Green Mountain Antibodies has signed an agreement with the International Livestock Research Institute (ILRI) of Nairobi, Kenya to produce and distribute monoclonal antibodies that detect infectious disease markers in cattle.
There is inadequate herd and community level information on the impact of CBPP and its control by vaccination to allow adequate allocation of resources for CBPP control in affected ecosystems of Kenya. A study was designed in Narok district to provide this crucial information for the Maasai ecosystem.
There is a great deal of similarity in the immunopathology, genomics and biology of T. parva and T. annulata. Similar protective immune responses are directed against the sporozoite and schizont stages of the parasites, and it is remarkable that many candidate sporozoite and schizont antigens are also so similar to each other. Hence, advances in development of subunit vaccines against one parasite species are likely to be readily applicable to the other.

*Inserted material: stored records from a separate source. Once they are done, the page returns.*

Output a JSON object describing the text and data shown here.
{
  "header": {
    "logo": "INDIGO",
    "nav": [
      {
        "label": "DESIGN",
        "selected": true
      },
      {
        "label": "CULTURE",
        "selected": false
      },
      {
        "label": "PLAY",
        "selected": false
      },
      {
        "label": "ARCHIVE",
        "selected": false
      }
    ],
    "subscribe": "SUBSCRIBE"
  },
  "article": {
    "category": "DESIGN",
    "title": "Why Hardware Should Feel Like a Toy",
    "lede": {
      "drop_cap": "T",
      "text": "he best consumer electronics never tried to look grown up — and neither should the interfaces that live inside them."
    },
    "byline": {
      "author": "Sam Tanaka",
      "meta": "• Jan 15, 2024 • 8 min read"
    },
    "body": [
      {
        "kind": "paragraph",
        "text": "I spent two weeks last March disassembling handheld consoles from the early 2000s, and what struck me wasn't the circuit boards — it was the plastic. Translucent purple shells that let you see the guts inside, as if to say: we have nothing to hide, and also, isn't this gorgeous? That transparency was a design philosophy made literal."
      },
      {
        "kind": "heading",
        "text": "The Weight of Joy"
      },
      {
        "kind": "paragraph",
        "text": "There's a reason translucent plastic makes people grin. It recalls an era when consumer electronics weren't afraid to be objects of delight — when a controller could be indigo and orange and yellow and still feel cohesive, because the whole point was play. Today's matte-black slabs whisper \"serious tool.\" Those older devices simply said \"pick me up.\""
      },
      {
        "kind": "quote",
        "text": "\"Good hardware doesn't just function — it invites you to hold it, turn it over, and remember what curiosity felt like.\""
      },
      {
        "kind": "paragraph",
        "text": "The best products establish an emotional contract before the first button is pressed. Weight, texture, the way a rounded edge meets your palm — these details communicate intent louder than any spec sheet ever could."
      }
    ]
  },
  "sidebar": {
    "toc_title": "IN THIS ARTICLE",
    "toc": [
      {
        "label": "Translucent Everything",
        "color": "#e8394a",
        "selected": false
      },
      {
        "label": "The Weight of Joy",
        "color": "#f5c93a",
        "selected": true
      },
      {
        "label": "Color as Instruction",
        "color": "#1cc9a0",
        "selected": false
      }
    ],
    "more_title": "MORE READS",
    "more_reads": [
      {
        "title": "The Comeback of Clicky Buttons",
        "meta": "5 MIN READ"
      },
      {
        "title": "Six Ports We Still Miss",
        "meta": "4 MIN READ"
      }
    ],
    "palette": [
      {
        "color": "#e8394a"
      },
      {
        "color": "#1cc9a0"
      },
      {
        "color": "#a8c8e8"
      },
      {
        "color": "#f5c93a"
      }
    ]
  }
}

The ECF consortium is aiming at producing a vaccine that would trigger both an antibody response and a T cell dependent response. Thanks to the whole genome sequence of Theileria parva and its annotation, we have short listed hundreds of antigen candidates, but the number of antigen candidate that can be tested in cattle is limited. How do we narrow down the list of candidates to a handful that can be studied rigorously in live experiments?
The recent meeting of the East Coast fever consortium, which brings together experts in immunology, parasitology and genomics from three continents (ILRI, Edinburgh, Antwerp, IGS, as well as the organization that produces the infection and treatment method (ITM) vaccine, provided a venue to discuss a way forward.
As part of a BMGF-funded consortium a novel Next-generation-sequencing (NGS) approach to high-throughput MHC typing of cattle has been developed that allows rapid, cheap and high resolution characterisation of bovine MHC genotypes
A recent review, as well as current studies in the primary literature, present examples of how cancer research can be used in the study of Theileria biology, suggesting that this might be a turning point that could revolutionize how T. parva infection is studied.